___ Data for the task

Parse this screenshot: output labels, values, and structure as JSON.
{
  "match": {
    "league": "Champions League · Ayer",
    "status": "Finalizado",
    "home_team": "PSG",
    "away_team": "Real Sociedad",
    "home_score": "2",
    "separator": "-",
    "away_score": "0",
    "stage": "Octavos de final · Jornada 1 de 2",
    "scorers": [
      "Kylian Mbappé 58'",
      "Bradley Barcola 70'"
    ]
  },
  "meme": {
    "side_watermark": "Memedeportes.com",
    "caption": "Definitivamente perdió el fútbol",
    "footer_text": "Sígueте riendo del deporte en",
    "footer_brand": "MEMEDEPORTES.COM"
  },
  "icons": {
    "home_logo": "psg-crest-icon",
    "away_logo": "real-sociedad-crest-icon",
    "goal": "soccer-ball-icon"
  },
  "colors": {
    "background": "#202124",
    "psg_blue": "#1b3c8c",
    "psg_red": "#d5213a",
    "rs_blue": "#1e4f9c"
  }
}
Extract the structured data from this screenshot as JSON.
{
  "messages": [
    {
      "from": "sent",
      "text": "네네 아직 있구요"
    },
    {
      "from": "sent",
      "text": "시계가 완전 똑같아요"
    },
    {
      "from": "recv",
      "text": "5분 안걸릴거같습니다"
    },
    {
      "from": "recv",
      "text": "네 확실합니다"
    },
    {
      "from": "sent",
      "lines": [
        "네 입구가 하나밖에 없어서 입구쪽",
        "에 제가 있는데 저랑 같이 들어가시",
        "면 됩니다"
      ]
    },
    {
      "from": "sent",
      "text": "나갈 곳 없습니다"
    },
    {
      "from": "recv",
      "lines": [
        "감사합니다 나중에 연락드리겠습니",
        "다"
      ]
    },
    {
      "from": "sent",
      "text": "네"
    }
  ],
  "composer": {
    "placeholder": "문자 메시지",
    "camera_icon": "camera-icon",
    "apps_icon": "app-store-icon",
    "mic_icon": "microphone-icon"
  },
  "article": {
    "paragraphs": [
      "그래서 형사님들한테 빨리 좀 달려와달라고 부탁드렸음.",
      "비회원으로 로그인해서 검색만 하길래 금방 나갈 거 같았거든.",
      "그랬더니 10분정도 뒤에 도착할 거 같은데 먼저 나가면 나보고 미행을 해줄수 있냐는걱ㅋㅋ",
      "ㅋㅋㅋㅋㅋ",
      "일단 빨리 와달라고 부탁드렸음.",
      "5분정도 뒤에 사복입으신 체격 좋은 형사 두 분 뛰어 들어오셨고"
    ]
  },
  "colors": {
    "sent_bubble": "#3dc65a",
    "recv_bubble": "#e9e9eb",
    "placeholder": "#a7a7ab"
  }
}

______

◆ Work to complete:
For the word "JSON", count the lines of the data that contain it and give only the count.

◆ Written response:
2